Male American Kestrel Turning In Flight – Small In The Frame

/, Birds, Davis County, Farmington Bay Waterfowl Management Area, Utah/Male American Kestrel Turning In Flight – Small In The Frame

Male American Kestrel turning in flight, Farmington Bay WMA, Davis County, UtahMale American Kestrel turning in flight – Nikon D500, f7.1, 1/3200, ISO 800, Nikkor 500mm with 1.4x TC, natural light, not baited

As a bird photographer I like to take images where where my subject fills the frame so that all the fine plumage details can be seen by anyone viewing the photos and where a sense of intimacy with the subject is conveyed as it can be when I able to take close ups or portraits of my subjects. I also like to take photos where the birds are small in the frame because they can show more of the background or the habitat my subjects are found in.

While I would have enjoyed having this male American Kestrel closer to me as it turned in flight than it was yesterday morning I found that I liked this frame with the tiny falcon turning in flight being small in the frame too. Why? Because even though the habitat the kestrel is flying over is out of focus it lends a “sense of place” to the image that wouldn’t have been conveyed if the kestrel filled the frame more than it does.

Also, the size of the falcon in this frame is what we are more likely to see with our naked eyes as humans without the aid of scopes, binocs or long lenses.

Did you know that kestrels often cache prey to keep for feeding on later? I watched as this male cached a vole at the base of a clump of vegetation before he took flight which is when I took this photo.

Life is good.

Mia

American Kestrel facts and information:

Falco sparverius
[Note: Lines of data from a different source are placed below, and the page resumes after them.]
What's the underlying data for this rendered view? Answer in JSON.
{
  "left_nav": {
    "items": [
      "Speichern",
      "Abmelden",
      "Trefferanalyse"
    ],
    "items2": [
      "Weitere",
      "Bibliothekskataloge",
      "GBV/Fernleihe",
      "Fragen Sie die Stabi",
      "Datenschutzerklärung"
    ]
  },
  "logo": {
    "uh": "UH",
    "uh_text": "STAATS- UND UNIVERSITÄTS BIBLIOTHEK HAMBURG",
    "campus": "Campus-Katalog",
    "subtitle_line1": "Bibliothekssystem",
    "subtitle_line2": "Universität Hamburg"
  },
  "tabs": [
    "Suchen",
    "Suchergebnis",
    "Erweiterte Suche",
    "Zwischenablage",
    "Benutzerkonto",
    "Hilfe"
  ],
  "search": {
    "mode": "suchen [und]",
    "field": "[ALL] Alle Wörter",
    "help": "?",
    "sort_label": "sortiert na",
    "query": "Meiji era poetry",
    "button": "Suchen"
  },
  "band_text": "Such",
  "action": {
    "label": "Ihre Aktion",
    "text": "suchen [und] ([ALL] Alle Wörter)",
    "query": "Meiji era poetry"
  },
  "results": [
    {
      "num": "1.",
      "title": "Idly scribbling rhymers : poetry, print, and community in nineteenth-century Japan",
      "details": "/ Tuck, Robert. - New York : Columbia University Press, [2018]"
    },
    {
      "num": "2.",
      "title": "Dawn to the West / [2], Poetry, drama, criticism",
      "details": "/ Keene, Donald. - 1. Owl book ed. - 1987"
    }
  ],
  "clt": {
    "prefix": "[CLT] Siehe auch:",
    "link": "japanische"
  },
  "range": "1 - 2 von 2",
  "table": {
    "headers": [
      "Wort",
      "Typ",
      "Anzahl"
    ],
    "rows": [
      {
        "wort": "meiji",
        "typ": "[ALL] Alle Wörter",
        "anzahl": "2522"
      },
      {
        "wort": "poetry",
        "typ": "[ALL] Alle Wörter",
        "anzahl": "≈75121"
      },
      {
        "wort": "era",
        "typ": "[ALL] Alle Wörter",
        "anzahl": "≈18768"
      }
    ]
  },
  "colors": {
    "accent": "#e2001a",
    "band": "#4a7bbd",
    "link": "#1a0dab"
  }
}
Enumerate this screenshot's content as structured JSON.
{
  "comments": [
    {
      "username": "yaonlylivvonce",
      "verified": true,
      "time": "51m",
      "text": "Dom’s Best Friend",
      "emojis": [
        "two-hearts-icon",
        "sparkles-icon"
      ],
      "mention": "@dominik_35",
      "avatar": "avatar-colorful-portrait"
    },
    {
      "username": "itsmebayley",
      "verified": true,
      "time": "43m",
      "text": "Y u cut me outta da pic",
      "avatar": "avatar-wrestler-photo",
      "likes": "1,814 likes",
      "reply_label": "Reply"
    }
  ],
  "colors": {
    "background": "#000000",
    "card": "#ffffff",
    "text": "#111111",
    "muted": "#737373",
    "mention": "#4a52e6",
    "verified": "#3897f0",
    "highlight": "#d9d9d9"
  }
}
  • The American Kestrel is the smallest and most colorful falcon species of North America.
  • The male and female are alike in shape but different in coloration, the male has slate-blue wings and head that contrast nicely with his rusty back and tail and the female has those same rusty tones on her back, wings and tail. The female also has a barred pattern on her back, wings and tail. Both the male and female have boldly patterned heads.
  • They hunt mainly for insects and small mammals but will take a small bird when they have the chance. American Kestrels usually capture their prey on the ground but they will also catch prey on the wing.
  • Their habitat includes, open meadows, grasslands, deserts, road sides, towns, cities and farmlands.
  • American Kestrels are cavity nesters. They lay between 3 to 7 eggs which take 26 to 32 days to hatch. The female is the primary incubator but males will also incubate on occasion.
  • A common nickname for American Kestrels is “Sparrow Hawk”.
  • A group of falcons can be called a “bazaar”, “eyrie”, “stooping up” and a “tower” of falcons.
  • American Kestrels live between 10 to 15 years.

9 Comments

  1. Elephants Child October 30, 2018 at 2:26 pm

    I am pretty certain that most birds prefer being small in the frame.
    Beautiful photo of a beautiful bird being free to be itself. Thank you.

  2. Sallie Reynolds October 30, 2018 at 1:49 pm

    I can find 50 great Kestrel close-ups. But very very few of the bird in flight, and even fewer of those are anything like as good as this one!

  3. Patty Chadwick October 30, 2018 at 10:12 am

    GORGEOUS!!!!!!!!!!!

  4. Keith Nichols October 30, 2018 at 9:05 am

    Great shot of a beautiful bird!

  5. Marty K October 30, 2018 at 8:25 am

    Love being able to see that beautiful rust-colored flared tail and all the grey on the outstretched wings. I think your framing and composition emphasize the “big personality/small package” nature of this species perfectly!

  6. humming bird lover October 30, 2018 at 8:24 am

    Hi! I love these Photo’s! Remember I carried the 8X10 home with me! The one it is looking over its shoulder! Have a great day! Love ya mom!

  7. Tim Traver October 30, 2018 at 8:05 am

    Sharp image. You really got this one. It doesn’t look too small in the frame to me.

  8. Liz Cormack October 30, 2018 at 6:58 am

    My favourite (among many) bird.

  9. Laura October 30, 2018 at 5:55 am

    Beautiful shot!

Comments are closed.